1-2 weeks of warm-up bunk feeding is recommended  MGA should be fed one time per day at approximately the same time every day  Separate heifers from cows for MGA feeding  Late-term pregnant cows should not be fed MGA . 101 Intake Considerations  Need to provide adequate bunk space (18 inches per heifer. and 24 inches per cow)  Make sure cattle come to bunk before start of feeding MGA  If cattle are not used to bunk feeding.

• MGA can be combined with PG to improve results .

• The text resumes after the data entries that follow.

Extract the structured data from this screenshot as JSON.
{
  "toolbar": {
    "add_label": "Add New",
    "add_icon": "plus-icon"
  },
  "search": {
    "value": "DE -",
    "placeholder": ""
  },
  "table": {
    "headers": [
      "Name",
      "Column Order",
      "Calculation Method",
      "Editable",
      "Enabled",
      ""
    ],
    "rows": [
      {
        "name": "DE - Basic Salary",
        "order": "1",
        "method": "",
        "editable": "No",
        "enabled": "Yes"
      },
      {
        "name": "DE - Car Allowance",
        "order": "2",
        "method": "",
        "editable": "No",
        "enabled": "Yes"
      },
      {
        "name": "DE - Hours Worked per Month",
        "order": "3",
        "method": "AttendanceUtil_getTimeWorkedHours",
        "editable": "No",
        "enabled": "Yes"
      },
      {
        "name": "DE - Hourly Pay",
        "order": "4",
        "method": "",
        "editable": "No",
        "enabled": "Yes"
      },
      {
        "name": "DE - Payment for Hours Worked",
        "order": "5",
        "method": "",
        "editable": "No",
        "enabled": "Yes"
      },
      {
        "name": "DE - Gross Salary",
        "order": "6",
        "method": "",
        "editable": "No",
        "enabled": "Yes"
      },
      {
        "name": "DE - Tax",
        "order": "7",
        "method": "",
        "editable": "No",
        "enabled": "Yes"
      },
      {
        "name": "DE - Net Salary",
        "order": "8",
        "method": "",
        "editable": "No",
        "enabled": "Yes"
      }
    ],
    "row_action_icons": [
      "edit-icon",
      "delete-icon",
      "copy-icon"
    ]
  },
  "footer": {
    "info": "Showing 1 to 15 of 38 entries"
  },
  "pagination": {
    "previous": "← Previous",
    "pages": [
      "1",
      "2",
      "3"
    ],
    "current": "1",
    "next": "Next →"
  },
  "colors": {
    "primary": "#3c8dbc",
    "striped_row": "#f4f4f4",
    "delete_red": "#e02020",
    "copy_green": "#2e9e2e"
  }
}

2000 .. 106 Distribution of Estrus 3-5 days % of 7-10 days herd in estrus MGA-PG MGA only (for AI) (for Natural service)  Adding the PG injection to the MGA program results in a much tighter synchronization of estrus Adapted from Patterson et al.

but before cows express fertile estrus . they may be overworked during the less fertile estrous period after MGA withdrawal. Management Considerations 107 Why Not Introduce Bulls Right After MGA Withdrawal? Less fertile estrus after MGA 2nd estrus for 2nd estrus for 7-10 days anestrous cows most of cows after short (more fertile) estrous cycle % of (more fertile) herd in estrus Suggested timing of introducing bulls (see page 104 and 105) 0 5 10 15 20 25 30 Days after MGA feeding  If bulls were introduced to the herd right after MGA withdrawal.

Natural Service with MGA 109 Program $2.00–$5.60 (MGA cost)  Advantages:  Easy to use  Shortens the next calving season (ideal way to start AI program in the following year)  MGA can induce estrous cyclicity in postpartum anestrous cows (Jump-start)  Does not require cattle to be handled .

00–$5.60 (MGA cost)  Disadvantages:  Must have adequate bull-power  At least 1:15 to 20 bull:female ratio for 2-year or older bulls  Yearling bulls … consider decreasing the bull:female ratio  Resulting calves may be of inferior quality and provide less genetic improvement for the herd compared to AI calves (depends on the genetic quality of the clean-up bulls) . Natural Service with MGA 110 Program $2.

Summation • Lots of programs – Many combinations of programs • Many prices • The numbers definitely show results – Earlier calving season – More time to return to Estrus – Increased opportunity to become pregnant • However due to expense and labor intensity this is not for everyone .

MO 65211 . Ph.D. Kojima. Ph.D. Patterson. Bibliography • “Guide to Estrus Synchronization of Beef Cattle” CD Freddie N. Department of Animal Sciences University of Missouri Columbia.and David J.